[App and web page records]
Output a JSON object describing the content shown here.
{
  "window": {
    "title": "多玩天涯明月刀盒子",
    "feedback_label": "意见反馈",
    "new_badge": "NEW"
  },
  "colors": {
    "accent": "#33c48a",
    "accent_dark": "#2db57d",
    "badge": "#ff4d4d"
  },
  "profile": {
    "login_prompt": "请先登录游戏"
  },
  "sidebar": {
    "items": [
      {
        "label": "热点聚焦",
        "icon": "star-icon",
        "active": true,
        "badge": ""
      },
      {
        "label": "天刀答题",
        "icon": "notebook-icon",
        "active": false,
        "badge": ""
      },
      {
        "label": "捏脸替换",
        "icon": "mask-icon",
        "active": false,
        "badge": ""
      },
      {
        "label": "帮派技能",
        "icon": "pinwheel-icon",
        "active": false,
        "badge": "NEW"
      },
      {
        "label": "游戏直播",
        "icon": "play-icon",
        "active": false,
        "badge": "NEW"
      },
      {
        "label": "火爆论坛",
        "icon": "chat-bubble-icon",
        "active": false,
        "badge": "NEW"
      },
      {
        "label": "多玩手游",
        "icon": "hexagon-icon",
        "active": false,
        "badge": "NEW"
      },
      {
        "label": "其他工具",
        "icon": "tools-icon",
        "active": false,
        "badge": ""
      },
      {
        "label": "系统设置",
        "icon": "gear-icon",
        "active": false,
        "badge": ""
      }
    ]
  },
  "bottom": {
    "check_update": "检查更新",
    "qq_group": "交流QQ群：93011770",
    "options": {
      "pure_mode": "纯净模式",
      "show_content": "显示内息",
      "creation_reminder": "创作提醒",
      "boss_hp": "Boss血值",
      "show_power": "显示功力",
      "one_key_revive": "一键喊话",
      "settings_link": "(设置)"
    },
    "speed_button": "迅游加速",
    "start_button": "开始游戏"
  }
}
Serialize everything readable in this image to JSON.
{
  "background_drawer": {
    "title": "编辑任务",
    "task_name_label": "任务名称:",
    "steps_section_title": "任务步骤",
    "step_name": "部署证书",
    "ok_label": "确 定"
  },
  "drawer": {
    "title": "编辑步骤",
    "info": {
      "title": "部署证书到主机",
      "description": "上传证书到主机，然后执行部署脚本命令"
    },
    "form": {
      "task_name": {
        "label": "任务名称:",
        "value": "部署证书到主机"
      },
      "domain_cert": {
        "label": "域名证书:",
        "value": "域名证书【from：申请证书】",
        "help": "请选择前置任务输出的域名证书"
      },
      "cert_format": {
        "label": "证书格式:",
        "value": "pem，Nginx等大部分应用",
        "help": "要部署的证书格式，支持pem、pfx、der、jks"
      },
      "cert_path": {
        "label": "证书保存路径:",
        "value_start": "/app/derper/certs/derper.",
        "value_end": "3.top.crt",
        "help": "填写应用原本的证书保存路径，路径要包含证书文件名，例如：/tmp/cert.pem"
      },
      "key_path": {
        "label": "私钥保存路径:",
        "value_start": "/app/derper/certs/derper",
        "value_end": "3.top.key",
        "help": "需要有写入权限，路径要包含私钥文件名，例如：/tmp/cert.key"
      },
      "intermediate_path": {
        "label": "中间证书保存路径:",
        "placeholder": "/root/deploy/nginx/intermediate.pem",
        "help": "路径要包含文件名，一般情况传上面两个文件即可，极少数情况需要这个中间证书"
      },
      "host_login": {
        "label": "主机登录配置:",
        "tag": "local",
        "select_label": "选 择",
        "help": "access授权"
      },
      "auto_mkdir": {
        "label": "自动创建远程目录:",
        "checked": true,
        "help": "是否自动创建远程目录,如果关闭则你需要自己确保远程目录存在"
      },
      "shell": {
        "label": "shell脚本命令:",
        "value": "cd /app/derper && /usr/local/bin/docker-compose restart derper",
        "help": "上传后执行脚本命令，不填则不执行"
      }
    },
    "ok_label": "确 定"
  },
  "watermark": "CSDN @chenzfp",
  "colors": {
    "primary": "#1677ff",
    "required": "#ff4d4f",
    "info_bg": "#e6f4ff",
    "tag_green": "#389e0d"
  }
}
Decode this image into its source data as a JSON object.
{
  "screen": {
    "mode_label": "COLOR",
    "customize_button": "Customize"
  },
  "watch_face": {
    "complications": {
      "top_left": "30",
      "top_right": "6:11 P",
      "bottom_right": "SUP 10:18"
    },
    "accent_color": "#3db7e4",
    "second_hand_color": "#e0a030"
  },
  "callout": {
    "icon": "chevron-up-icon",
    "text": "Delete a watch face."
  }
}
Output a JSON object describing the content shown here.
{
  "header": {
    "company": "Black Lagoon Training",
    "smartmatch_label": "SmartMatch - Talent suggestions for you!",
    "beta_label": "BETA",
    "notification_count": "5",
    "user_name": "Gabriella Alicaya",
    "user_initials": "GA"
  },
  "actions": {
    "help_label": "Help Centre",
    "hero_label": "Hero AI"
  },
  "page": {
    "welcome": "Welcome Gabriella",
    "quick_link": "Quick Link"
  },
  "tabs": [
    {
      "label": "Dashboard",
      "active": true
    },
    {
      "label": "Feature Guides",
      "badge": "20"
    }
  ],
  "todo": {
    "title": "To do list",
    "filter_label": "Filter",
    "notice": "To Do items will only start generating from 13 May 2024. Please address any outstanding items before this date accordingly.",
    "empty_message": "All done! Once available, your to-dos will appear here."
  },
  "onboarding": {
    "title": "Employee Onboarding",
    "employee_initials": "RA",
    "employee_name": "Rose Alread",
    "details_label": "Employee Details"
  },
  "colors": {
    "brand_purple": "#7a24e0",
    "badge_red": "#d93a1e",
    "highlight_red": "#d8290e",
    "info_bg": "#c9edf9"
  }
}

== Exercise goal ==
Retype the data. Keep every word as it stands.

== Task solution ==
Output a JSON object describing the content shown here.
{
  "window": {
    "title": "多玩天涯明月刀盒子",
    "feedback_label": "意见反馈",
    "new_badge": "NEW"
  },
  "colors": {
    "accent": "#33c48a",
    "accent_dark": "#2db57d",
    "badge": "#ff4d4d"
  },
  "profile": {
    "login_prompt": "请先登录游戏"
  },
  "sidebar": {
    "items": [
      {
        "label": "热点聚焦",
        "icon": "star-icon",
        "active": true,
        "badge": ""
      },
      {
        "label": "天刀答题",
        "icon": "notebook-icon",
        "active": false,
        "badge": ""
      },
      {
        "label": "捏脸替换",
        "icon": "mask-icon",
        "active": false,
        "badge": ""
      },
      {
        "label": "帮派技能",
        "icon": "pinwheel-icon",
        "active": false,
        "badge": "NEW"
      },
      {
        "label": "游戏直播",
        "icon": "play-icon",
        "active": false,
        "badge": "NEW"
      },
      {
        "label": "火爆论坛",
        "icon": "chat-bubble-icon",
        "active": false,
        "badge": "NEW"
      },
      {
        "label": "多玩手游",
        "icon": "hexagon-icon",
        "active": false,
        "badge": "NEW"
      },
      {
        "label": "其他工具",
        "icon": "tools-icon",
        "active": false,
        "badge": ""
      },
      {
        "label": "系统设置",
        "icon": "gear-icon",
        "active": false,
        "badge": ""
      }
    ]
  },
  "bottom": {
    "check_update": "检查更新",
    "qq_group": "交流QQ群：93011770",
    "options": {
      "pure_mode": "纯净模式",
      "show_content": "显示内息",
      "creation_reminder": "创作提醒",
      "boss_hp": "Boss血值",
      "show_power": "显示功力",
      "one_key_revive": "一键喊话",
      "settings_link": "(设置)"
    },
    "speed_button": "迅游加速",
    "start_button": "开始游戏"
  }
}
Serialize everything readable in this image to JSON.
{
  "background_drawer": {
    "title": "编辑任务",
    "task_name_label": "任务名称:",
    "steps_section_title": "任务步骤",
    "step_name": "部署证书",
    "ok_label": "确 定"
  },
  "drawer": {
    "title": "编辑步骤",
    "info": {
      "title": "部署证书到主机",
      "description": "上传证书到主机，然后执行部署脚本命令"
    },
    "form": {
      "task_name": {
        "label": "任务名称:",
        "value": "部署证书到主机"
      },
      "domain_cert": {
        "label": "域名证书:",
        "value": "域名证书【from：申请证书】",
        "help": "请选择前置任务输出的域名证书"
      },
      "cert_format": {
        "label": "证书格式:",
        "value": "pem，Nginx等大部分应用",
        "help": "要部署的证书格式，支持pem、pfx、der、jks"
      },
      "cert_path": {
        "label": "证书保存路径:",
        "value_start": "/app/derper/certs/derper.",
        "value_end": "3.top.crt",
        "help": "填写应用原本的证书保存路径，路径要包含证书文件名，例如：/tmp/cert.pem"
      },
      "key_path": {
        "label": "私钥保存路径:",
        "value_start": "/app/derper/certs/derper",
        "value_end": "3.top.key",
        "help": "需要有写入权限，路径要包含私钥文件名，例如：/tmp/cert.key"
      },
      "intermediate_path": {
        "label": "中间证书保存路径:",
        "placeholder": "/root/deploy/nginx/intermediate.pem",
        "help": "路径要包含文件名，一般情况传上面两个文件即可，极少数情况需要这个中间证书"
      },
      "host_login": {
        "label": "主机登录配置:",
        "tag": "local",
        "select_label": "选 择",
        "help": "access授权"
      },
      "auto_mkdir": {
        "label": "自动创建远程目录:",
        "checked": true,
        "help": "是否自动创建远程目录,如果关闭则你需要自己确保远程目录存在"
      },
      "shell": {
        "label": "shell脚本命令:",
        "value": "cd /app/derper && /usr/local/bin/docker-compose restart derper",
        "help": "上传后执行脚本命令，不填则不执行"
      }
    },
    "ok_label": "确 定"
  },
  "watermark": "CSDN @chenzfp",
  "colors": {
    "primary": "#1677ff",
    "required": "#ff4d4f",
    "info_bg": "#e6f4ff",
    "tag_green": "#389e0d"
  }
}
Decode this image into its source data as a JSON object.
{
  "screen": {
    "mode_label": "COLOR",
    "customize_button": "Customize"
  },
  "watch_face": {
    "complications": {
      "top_left": "30",
      "top_right": "6:11 P",
      "bottom_right": "SUP 10:18"
    },
    "accent_color": "#3db7e4",
    "second_hand_color": "#e0a030"
  },
  "callout": {
    "icon": "chevron-up-icon",
    "text": "Delete a watch face."
  }
}
Output a JSON object describing the content shown here.
{
  "header": {
    "company": "Black Lagoon Training",
    "smartmatch_label": "SmartMatch - Talent suggestions for you!",
    "beta_label": "BETA",
    "notification_count": "5",
    "user_name": "Gabriella Alicaya",
    "user_initials": "GA"
  },
  "actions": {
    "help_label": "Help Centre",
    "hero_label": "Hero AI"
  },
  "page": {
    "welcome": "Welcome Gabriella",
    "quick_link": "Quick Link"
  },
  "tabs": [
    {
      "label": "Dashboard",
      "active": true
    },
    {
      "label": "Feature Guides",
      "badge": "20"
    }
  ],
  "todo": {
    "title": "To do list",
    "filter_label": "Filter",
    "notice": "To Do items will only start generating from 13 May 2024. Please address any outstanding items before this date accordingly.",
    "empty_message": "All done! Once available, your to-dos will appear here."
  },
  "onboarding": {
    "title": "Employee Onboarding",
    "employee_initials": "RA",
    "employee_name": "Rose Alread",
    "details_label": "Employee Details"
  },
  "colors": {
    "brand_purple": "#7a24e0",
    "badge_red": "#d93a1e",
    "highlight_red": "#d8290e",
    "info_bg": "#c9edf9"
  }
}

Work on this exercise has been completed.